Work instruction: Reduce the material below to its lines containing "data".

━━━━━━

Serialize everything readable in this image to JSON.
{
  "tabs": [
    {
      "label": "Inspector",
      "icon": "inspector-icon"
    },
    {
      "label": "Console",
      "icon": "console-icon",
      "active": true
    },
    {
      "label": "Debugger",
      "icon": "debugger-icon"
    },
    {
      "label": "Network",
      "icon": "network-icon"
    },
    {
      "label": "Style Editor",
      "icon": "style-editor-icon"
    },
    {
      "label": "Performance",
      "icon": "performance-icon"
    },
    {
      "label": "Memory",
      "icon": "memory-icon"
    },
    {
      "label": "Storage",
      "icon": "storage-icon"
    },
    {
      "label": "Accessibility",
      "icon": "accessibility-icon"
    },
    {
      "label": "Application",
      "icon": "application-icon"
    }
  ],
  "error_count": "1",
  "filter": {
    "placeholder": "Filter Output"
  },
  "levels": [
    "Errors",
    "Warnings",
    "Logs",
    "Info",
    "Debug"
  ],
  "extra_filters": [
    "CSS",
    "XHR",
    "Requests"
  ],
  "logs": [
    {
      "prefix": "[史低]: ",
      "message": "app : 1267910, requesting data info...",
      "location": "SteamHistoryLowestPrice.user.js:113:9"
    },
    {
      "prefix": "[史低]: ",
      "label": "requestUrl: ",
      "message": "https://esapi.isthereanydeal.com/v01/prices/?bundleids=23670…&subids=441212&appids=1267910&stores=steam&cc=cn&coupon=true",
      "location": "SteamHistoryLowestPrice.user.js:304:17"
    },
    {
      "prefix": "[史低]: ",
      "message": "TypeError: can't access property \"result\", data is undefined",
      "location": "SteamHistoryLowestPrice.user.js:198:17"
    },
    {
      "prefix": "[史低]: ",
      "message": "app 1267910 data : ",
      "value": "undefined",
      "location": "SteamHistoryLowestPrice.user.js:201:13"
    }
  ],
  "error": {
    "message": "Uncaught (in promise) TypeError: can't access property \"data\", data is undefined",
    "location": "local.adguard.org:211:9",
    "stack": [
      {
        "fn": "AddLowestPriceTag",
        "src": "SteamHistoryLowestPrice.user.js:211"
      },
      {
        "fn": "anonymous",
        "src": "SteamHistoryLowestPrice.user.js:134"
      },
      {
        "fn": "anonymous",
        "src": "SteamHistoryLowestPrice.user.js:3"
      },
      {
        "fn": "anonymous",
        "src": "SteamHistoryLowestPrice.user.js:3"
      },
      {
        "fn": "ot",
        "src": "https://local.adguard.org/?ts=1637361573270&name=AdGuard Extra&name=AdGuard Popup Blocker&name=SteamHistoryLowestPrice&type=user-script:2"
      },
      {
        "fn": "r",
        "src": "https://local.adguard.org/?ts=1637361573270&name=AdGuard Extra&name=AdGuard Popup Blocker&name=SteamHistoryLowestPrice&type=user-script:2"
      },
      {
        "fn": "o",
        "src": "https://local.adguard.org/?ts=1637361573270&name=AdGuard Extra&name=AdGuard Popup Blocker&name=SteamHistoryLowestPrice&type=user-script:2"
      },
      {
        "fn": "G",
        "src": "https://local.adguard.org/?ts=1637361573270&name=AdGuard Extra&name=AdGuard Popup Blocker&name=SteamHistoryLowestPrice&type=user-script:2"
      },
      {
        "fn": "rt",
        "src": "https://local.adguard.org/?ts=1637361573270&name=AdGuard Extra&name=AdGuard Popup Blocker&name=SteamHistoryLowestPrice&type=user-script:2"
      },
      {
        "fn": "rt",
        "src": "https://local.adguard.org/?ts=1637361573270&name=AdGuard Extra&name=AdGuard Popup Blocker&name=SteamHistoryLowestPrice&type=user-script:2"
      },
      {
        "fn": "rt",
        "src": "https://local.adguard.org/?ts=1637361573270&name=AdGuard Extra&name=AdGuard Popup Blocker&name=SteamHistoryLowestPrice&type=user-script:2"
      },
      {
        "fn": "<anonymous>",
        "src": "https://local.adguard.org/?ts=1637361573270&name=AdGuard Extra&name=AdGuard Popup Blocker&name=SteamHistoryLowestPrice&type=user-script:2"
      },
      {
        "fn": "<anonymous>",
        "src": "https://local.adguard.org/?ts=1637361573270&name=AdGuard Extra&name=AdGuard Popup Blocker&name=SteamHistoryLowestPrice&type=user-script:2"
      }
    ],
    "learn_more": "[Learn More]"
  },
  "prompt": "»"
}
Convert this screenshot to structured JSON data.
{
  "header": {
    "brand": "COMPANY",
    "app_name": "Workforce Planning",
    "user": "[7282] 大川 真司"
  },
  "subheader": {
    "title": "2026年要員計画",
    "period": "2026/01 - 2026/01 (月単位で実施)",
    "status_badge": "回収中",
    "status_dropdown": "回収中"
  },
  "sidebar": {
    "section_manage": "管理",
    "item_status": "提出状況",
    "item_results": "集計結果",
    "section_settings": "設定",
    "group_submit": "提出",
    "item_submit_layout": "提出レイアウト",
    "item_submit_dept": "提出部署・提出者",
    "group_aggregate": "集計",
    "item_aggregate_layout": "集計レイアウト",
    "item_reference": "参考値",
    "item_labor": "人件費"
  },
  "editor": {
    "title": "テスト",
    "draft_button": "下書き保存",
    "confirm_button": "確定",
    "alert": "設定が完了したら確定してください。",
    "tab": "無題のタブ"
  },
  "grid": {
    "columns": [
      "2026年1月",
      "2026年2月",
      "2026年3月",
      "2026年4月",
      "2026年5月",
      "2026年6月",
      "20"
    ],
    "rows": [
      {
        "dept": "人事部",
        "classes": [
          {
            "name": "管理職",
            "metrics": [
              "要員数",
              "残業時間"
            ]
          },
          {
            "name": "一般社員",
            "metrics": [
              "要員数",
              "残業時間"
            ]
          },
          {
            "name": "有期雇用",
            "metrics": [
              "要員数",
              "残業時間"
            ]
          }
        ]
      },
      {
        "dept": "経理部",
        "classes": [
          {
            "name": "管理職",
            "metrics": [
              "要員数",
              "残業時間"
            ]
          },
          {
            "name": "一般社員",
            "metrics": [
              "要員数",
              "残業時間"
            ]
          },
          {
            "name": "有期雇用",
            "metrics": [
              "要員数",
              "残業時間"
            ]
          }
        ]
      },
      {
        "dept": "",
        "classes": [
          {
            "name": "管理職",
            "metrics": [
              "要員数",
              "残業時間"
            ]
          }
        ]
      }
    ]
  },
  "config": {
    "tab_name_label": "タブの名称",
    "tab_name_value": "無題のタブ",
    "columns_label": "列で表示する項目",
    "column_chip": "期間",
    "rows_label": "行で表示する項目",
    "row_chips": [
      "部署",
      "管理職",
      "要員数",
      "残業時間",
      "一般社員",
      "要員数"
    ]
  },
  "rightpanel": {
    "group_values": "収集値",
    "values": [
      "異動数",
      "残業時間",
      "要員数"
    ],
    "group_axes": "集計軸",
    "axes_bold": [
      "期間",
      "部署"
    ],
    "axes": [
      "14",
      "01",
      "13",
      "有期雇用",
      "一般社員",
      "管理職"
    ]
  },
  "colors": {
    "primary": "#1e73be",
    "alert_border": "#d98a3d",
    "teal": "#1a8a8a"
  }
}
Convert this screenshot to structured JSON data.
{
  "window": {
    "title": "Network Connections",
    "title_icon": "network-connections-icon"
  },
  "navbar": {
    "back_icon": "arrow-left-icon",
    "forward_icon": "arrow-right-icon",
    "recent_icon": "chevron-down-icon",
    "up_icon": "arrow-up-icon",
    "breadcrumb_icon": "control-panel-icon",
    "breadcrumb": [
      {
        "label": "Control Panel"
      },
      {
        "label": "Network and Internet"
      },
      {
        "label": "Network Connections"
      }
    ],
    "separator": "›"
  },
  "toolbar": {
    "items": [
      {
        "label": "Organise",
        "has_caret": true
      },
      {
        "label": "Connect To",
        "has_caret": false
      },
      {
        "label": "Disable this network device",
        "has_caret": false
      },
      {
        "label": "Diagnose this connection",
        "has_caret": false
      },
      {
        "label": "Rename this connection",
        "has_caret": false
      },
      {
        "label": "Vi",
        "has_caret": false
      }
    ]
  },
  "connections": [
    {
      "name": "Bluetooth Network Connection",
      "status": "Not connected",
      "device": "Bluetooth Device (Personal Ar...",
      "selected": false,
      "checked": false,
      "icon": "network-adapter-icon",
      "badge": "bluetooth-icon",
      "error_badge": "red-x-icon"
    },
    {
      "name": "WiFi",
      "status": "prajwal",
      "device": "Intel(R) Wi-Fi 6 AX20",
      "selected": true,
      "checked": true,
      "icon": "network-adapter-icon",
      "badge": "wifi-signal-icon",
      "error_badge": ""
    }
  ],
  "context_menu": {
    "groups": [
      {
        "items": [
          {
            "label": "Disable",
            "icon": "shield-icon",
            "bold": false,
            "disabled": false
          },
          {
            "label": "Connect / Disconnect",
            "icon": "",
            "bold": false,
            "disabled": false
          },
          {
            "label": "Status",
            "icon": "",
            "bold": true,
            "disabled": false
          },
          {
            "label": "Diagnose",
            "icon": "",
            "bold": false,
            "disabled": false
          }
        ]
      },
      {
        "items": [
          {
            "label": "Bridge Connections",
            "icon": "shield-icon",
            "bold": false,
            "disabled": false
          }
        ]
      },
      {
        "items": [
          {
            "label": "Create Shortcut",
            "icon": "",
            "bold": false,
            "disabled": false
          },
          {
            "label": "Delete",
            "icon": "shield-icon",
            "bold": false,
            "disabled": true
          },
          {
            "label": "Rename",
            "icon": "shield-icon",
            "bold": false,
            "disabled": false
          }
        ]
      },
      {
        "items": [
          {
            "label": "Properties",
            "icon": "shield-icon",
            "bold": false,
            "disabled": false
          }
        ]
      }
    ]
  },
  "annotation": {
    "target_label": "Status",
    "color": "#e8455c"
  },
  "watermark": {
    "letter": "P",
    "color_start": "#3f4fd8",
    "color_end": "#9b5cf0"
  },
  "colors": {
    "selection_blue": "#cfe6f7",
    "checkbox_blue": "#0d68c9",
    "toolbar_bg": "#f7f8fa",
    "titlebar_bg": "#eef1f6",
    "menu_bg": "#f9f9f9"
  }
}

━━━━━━

Problem solution:
      "message": "app : 1267910, requesting data info...",
      "message": "TypeError: can't access property \"result\", data is undefined",
      "message": "app 1267910 data : ",
    "message": "Uncaught (in promise) TypeError: can't access property \"data\", data is undefined",
Convert this screenshot to structured JSON data.
Convert this screenshot to structured JSON data.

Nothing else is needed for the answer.